Good question - and it's hard to get a straight answer. When the economy started to tank in 2008, law enforcement officials warned of a sharp pickup in crime, especially robberies and burglaries. It certainly made sense that when times were bad, more people would resort to desperate acts - and there has been circumstantial evidence of a connection between recession and criminal activity going back several decades. But this time it never happened. The FBI's preliminary crime stats for 2010 shows that L.A. had a 10.5 percent drop in robberies from a year earlier and a 5.5 percent drop in burglaries. So what happened? Why is it safer to walk the streets in bad times than in good? From the NYT:

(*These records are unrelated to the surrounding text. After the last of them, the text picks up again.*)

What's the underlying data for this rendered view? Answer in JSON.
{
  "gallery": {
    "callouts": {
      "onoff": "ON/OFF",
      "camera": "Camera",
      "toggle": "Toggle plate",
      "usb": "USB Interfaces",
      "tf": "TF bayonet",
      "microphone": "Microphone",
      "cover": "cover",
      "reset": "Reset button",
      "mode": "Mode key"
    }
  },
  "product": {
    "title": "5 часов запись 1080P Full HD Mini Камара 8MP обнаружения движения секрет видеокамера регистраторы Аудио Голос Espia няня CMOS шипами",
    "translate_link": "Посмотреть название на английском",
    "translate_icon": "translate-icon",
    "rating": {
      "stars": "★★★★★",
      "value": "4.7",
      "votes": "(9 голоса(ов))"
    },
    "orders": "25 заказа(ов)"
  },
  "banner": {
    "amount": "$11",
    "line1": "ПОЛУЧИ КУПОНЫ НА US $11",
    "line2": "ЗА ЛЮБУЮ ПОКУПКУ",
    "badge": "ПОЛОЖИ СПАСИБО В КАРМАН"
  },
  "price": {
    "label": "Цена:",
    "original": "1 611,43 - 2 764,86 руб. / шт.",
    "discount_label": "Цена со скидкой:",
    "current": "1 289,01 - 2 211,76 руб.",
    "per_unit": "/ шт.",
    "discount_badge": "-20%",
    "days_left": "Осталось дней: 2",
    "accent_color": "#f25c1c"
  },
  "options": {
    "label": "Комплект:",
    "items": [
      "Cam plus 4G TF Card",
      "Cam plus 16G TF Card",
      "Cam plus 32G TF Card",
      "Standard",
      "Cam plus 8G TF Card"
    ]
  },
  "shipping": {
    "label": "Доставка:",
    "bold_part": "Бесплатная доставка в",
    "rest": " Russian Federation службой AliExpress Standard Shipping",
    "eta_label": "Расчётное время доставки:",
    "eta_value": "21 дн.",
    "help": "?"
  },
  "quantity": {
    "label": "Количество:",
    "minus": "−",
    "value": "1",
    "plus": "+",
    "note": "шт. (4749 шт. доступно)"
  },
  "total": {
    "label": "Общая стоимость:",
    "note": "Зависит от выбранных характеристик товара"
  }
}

Some experts said the figures collided with theories about correlations between crime, unemployment and the number of people in prison. Take robbery: The nation has endured a devastating economic crisis, but robberies fell 9.5 percent last year, after dropping 8 percent the year before. "Striking," said Alfred Blumstein, a professor and a criminologist at the Heinz College at Carnegie Mellon University, because it came "at a time when everyone anticipated it could be going up because of the recession."
Of course, not everyone bought into the connection of crime and recession. From Reuters:

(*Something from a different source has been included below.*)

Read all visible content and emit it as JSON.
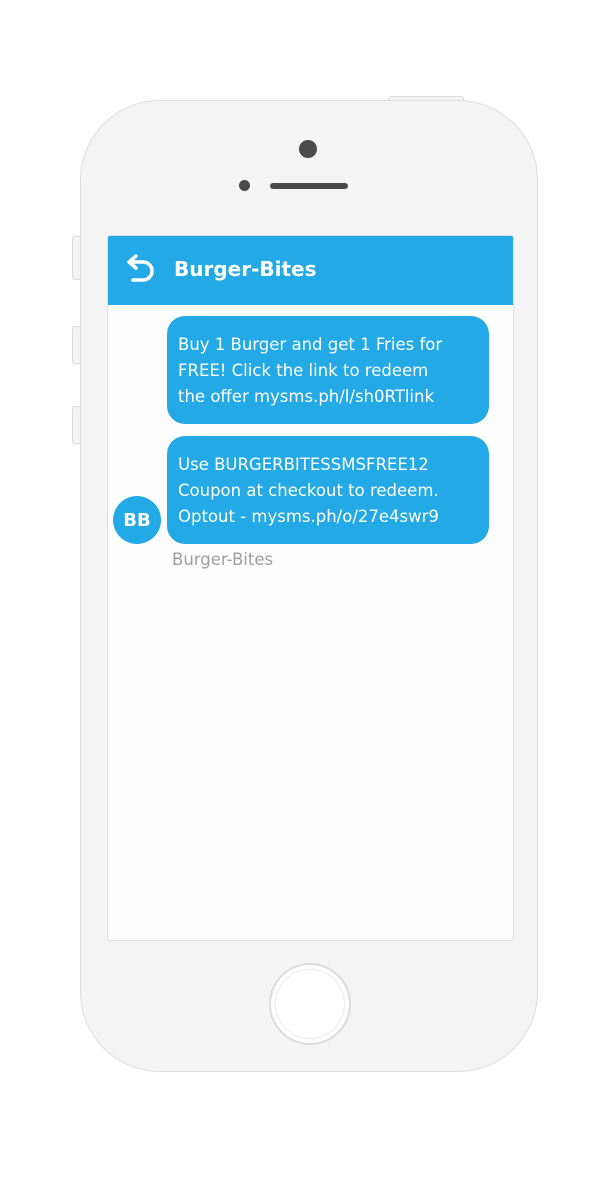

"Big national trends in crime are much more powerfully influenced by things like drug epidemics and huge demographic shifts ... than they are by the economy," said David Kennedy, director of the Center for Crime Prevention and Control at John Jay College of Criminal Justice in New York. He cited the era of U.S. alcohol Prohibition during the so-called Roaring '20s, when organized crime controlled bootlegging, followed by the Great Depression of the 1930s. "The era of Prohibition was one of tremendous economic prosperity, accompanied by unprecedented levels of violent crime because of the issues associated with the illicit market for alcohol," Kennedy said. "The country got rid of Prohibition, which got rid of those illicit market issues, entered into the Great Depression, and crime plummeted." Conversely, crime waves that coincided with tough times had more to do with spikes in the illegal drug trade that accompanied them, such as the "crack" cocaine epidemic of the late 1980s and early 1990s, Kennedy said.